Contributed by Sara Baptiste-Brown, Environment and Conservation Division (MELAD)
In the picture: President Anote Tong planting mangroves during UN Secretary General Ban Ki-Moon visit, September 5th
With the ratio of land to total area at 1:4375, Kiribati’s 800km2 of land represents a small proportion of its Exclusive Economic Zone. But don’t let the numbers fool you, land management is of prime importance in Kiribati. The sustainability of natural resources, the physical land, and ultimately the people are all at stake. This is the context in which the Sustainable Land Management Programme is operating in Kiribati.
The GEF-UNDP Targeted Portfolio Project on Capacity Building and Mainstreaming of Sustainable Land Management (SLM) for Least Developed Countries (LDCs) and Small Island Developing States (SIDS) has lofty goals. It is addressing the mainstreaming of land degradation issues into national legal frameworks while ensuring that governments can continue to promote economic growth and development in their countries (more information on UNDP Asian-Pacific Regional Centre).
Since 2009, the SLM activities represent a concerted effort to respond to the main barriers (planning, legal frameworks, research) identified in Capacity Building for Sustainable Land Management in Kiribati. The activitiesspan a broad array of issues such as: Integrated Land-Use Planning, Research in SLM, Resource Survey, Baseline Data, Sustainable Agriculture, Land Rehabilitation, SLM into national strategies, SLM into sector policies, Policy/options for Beach Mining, Gender Promotion (For more information visit the website Secretariat of the Pacific Region Environment programme)
A resounding trend throughout all activities is the involvement other departments and relevant communities. A variety of training sessions, workshops, and consultations have utilized radio, schools, communities and councils to include many voices in planning for the future. These interventions cover topics like strategy and policy development incorporating SLM principles, awareness training on urban planning and new settlements, monitoring and enforcement, land-use, aggregates management, and gender mainstreaming.

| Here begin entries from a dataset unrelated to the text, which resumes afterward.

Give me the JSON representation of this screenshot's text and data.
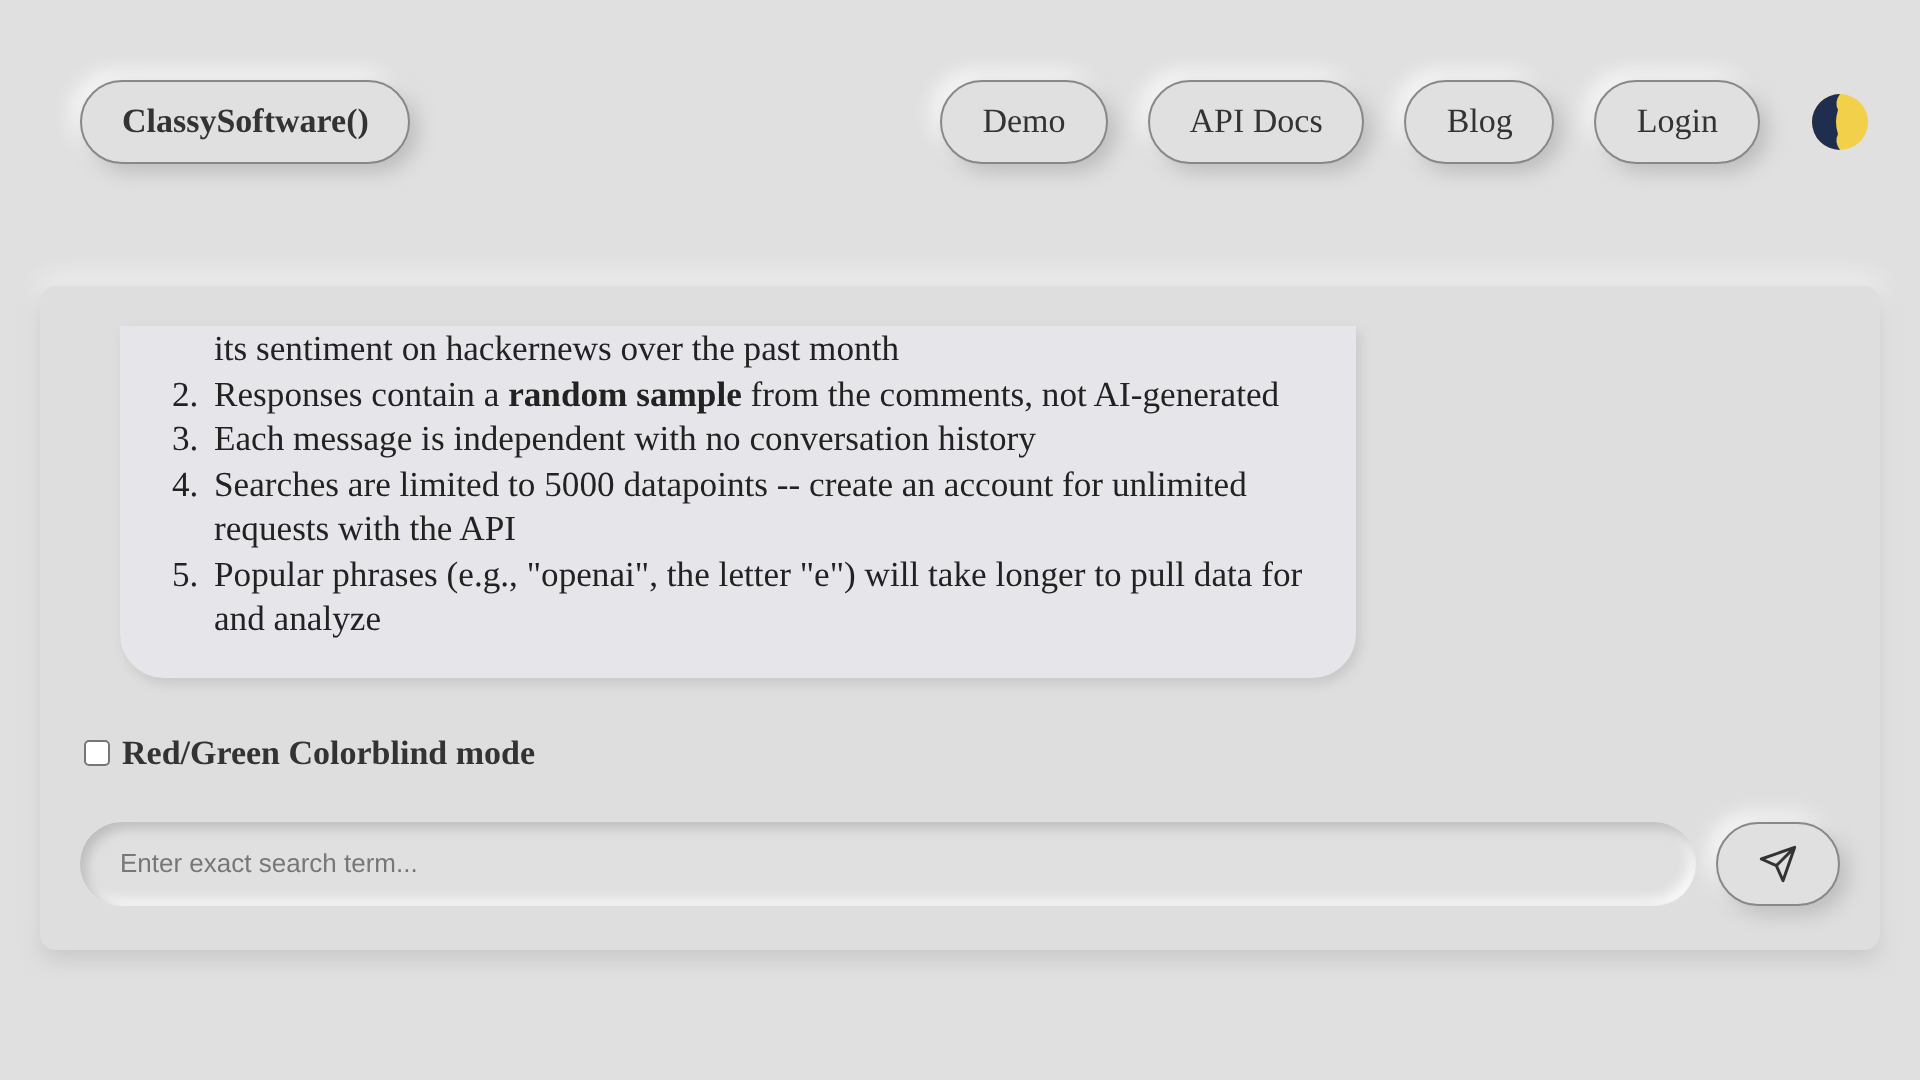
{
  "header": {
    "brand": "ClassySoftware()",
    "nav": [
      {
        "label": "Demo"
      },
      {
        "label": "API Docs"
      },
      {
        "label": "Blog"
      },
      {
        "label": "Login"
      }
    ]
  },
  "message": {
    "items": [
      {
        "text": "its sentiment on hackernews over the past month"
      },
      {
        "number": "2.",
        "text": "Responses contain a **random sample** from the comments, not AI-generated"
      },
      {
        "number": "3.",
        "text": "Each message is independent with no conversation history"
      },
      {
        "number": "4.",
        "text": "Searches are limited to 5000 datapoints -- create an account for unlimited requests with the API"
      },
      {
        "number": "5.",
        "text": "Popular phrases (e.g., \"openai\", the letter \"e\") will take longer to pull data for and analyze"
      }
    ]
  },
  "colorblind": {
    "label": "Red/Green Colorblind mode",
    "checked": false
  },
  "search": {
    "placeholder": "Enter exact search term..."
  }
}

From a capacity development standpoint, demonstration projects were initiated to provide examples of waste management, composting, and sustainable agro-forestry in water catchments. Training sessions were completed on organic waste, organic agriculture, software for urban planning, GIS, GPS, urban planning design, data collection and analysis, and land information management.
There has also been a great push to incorporate sustainable land management into the national legal framework. Many policies have been drafted and are awaiting endorsement by the Cabinet; these include urban planning, sustainable use and management of aggregates, and agriculture policies that align with the Kiribati Development Plan and the National Action Programme (NAP).
The SLM Programme unit has also recognized the need to gather more information about the current situation through a needs-assessment for science and socio-economic research was conducted to determine priorities for training, market studies on organic produce in several areas, and water quality testing in water catchments.
Some more examples of implemented actions include a pigpen that incorporates waste management in organic farming, and the design of a water catchment facility. Following-up on the training on data collection and analysis a baseline assessment on land degradation is ongoing through daily patrols.
Although a lot of progress has been achieved, challenges remain. Most notably community interest and participation, and information sharing about lessons learnt, narratives, and reports on land degradation issues need to be strengthened.
Featured Event Report
The agro-forestry demonstration project was implemented on nine islands from the Gilbert group in 2010 as a community-based activity, with both men and women participants from different villages.
Various legumes including tomato, cucumber, and cabbage were planted because of their nutritious qualities for consumption, and also because they improve soil quality composition. Composting was also introduced to complement soil enrichment practices. Nitrogen fixing trees were planted on the perimeter of the crop area to improve long-term survivability.
This project incorporated inventories of existing plants on islands to gain information about native varieties. Awareness building was also a part of the process, to ensure that agricultural tools were being used appropriately among villagers.
The events proved to be educational for the communities but also for the SLM team. One good example was the fact that the communities did not immediately understand that the legumes were consumable, and as such were allowing them to enrich the soil and then uprooting and throwing them away. Remedial training and awareness-building was conducted to counter this practice and the SLM team now has a better understanding of the knowledge gaps to be addressed.